▸ **DIRECTIONS**
Reproduce all lines of the listing below in which the word "this" occurs.

▸ **DATASET EXCERPTS**
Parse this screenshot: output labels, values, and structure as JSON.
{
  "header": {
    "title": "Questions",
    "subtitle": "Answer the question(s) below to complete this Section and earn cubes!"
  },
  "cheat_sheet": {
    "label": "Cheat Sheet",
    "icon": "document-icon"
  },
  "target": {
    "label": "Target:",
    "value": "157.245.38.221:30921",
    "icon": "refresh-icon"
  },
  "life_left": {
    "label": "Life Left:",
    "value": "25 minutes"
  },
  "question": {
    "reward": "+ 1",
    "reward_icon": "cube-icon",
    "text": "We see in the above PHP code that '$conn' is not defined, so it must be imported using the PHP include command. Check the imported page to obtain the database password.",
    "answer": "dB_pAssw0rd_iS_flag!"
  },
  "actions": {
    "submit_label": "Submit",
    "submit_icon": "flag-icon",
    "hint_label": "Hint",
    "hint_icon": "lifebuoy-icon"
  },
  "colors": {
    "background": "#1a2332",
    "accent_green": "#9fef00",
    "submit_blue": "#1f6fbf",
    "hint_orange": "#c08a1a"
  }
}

▸ **EXPECTED OUTPUT**
Parse this screenshot: output labels, values, and structure as JSON.
    "subtitle": "Answer the question(s) below to complete this Section and earn cubes!"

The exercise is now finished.